For the sake of balance, it behoves me to point out there is no guarantee you won't have warranty difficulties with a big name brand, either. Right off the top of my head, I can think of a couple of very well known bike manufacturers who have established solid reputations for subjecting their customers to warranty hassles. I won't name any names, but Great Scott, warranty hassles can be a Giant pain in the culo!
There is one more thing anyone considering buying a frameset from Durianrider Publications needs to give serious thought to. That is, whether they are happy for someone like Johnstone - with his long and well-documented history of sociopathic behaviour - to have their name and address. Because you'll need to give them to him to have your order shipped.
Given the worrying and compelling allegations of sexual predation made against Johnstone, I would urge female readers to be extremely wary of sharing such information with him.
Like I said, if you have your heart set on a bargain-priced carbon frame from China, do your research and stick with reputable sellers.
Article updated 18-06-2020 and 23-06-2020. A huge thank you to "Reader X" - and also to "Reader JC" and "Reader TR" for providing updated link and product information.
If You Enjoyed this Article, Please Consider Sending a Tip
No-one pays me to do this stuff, so feel free to show some love and send a tip via Coinbase (cryptocurrency) or PayPal.
Conflict of Interest Declaration: I have no financial relationship with any of the companies mentioned in this article, and have received no incentives, kickbacks, "affiliate fees" etc etc for mentioning them or linking to their products. Mention of a company in this article does not constitute an explicit endorsement, but is provided as a lead for further research.

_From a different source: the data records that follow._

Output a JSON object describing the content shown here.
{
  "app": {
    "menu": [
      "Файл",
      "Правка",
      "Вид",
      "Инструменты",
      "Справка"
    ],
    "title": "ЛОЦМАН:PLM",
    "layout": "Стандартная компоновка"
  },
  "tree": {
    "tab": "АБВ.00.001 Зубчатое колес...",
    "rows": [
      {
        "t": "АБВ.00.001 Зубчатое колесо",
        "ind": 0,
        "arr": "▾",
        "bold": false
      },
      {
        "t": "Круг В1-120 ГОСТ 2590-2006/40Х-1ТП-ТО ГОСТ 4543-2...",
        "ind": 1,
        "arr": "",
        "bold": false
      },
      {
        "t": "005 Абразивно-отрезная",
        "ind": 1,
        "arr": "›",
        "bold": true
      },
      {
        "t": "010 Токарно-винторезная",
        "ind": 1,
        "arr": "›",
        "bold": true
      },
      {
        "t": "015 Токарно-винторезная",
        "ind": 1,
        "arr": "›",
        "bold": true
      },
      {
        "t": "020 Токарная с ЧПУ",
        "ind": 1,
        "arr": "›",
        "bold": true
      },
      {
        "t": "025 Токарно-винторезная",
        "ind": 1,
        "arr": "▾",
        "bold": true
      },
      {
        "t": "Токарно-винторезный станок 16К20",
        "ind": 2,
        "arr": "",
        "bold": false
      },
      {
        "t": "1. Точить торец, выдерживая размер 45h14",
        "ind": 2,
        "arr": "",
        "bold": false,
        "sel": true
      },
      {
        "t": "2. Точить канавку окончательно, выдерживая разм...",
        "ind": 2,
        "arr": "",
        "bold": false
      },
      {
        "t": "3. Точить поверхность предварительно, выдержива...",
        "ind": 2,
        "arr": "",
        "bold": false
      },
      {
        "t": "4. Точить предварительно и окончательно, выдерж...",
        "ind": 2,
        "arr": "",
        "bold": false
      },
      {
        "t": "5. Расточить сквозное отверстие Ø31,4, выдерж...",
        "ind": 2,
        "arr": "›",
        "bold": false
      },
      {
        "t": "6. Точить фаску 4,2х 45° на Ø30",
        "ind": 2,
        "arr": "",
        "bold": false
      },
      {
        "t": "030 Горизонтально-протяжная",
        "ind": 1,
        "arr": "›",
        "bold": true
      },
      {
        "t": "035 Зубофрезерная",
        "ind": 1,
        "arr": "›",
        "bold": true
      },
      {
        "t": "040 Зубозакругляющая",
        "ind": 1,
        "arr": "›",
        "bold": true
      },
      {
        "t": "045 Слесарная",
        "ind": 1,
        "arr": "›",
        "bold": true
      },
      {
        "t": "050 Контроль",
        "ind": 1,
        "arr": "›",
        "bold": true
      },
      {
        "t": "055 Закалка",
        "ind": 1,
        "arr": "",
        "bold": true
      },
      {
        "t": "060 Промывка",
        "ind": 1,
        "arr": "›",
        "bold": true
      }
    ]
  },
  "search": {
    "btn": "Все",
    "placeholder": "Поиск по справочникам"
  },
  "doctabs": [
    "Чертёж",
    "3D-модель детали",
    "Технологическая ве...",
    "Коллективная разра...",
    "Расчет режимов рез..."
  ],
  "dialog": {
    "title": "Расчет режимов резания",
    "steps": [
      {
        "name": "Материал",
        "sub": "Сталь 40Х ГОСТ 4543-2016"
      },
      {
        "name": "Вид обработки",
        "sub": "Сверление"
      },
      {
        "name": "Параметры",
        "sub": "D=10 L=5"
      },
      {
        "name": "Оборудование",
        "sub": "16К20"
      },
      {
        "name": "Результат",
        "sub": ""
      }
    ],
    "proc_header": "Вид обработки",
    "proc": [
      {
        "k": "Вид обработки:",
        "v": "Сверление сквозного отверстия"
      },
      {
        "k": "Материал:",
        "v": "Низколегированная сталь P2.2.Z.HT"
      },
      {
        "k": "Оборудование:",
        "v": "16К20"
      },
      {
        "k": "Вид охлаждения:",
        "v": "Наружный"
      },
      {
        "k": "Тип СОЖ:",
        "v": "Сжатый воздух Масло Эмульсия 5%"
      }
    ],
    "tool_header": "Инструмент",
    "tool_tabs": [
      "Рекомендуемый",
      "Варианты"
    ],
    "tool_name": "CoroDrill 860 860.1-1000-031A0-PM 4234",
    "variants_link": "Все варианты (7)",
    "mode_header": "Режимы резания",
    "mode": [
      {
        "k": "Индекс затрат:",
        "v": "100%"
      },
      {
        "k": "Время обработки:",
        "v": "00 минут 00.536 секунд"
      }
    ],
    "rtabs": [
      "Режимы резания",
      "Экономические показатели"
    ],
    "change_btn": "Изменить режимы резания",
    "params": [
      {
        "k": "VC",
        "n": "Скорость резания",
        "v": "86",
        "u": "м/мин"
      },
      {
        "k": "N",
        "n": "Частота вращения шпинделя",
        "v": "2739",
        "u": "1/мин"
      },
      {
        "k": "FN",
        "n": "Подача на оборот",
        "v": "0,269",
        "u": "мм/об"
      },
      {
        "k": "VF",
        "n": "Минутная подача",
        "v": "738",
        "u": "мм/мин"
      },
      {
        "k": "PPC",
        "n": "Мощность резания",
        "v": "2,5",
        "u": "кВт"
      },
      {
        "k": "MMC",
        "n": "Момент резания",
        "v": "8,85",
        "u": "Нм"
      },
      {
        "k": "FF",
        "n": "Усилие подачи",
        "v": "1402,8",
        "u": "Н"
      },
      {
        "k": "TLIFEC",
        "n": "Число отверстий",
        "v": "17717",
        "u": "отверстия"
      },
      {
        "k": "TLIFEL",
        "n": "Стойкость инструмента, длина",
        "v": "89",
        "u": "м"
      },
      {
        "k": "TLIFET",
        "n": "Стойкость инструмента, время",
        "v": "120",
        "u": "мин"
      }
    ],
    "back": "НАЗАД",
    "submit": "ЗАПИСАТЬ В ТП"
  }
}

The Mandatory “I Ain’t Your Mama, So Think For Yourself and Take Responsibility for Your Own Actions” Disclaimer: All content on this web site is provided for information and education purposes only. Individuals wishing to make changes to their dietary, lifestyle, exercise or medication regimens should do so in conjunction with a competent, knowledgeable and empathetic medical professional. Anyone who chooses to apply the information on this web site does so of their own volition and their own risk. The owner and contributors to this site accept no responsibility or liability whatsoever for any harm, real or imagined, from the use or dissemination of information contained on this site. If these conditions are not agreeable to the reader, he/she is advised to leave this site immediately.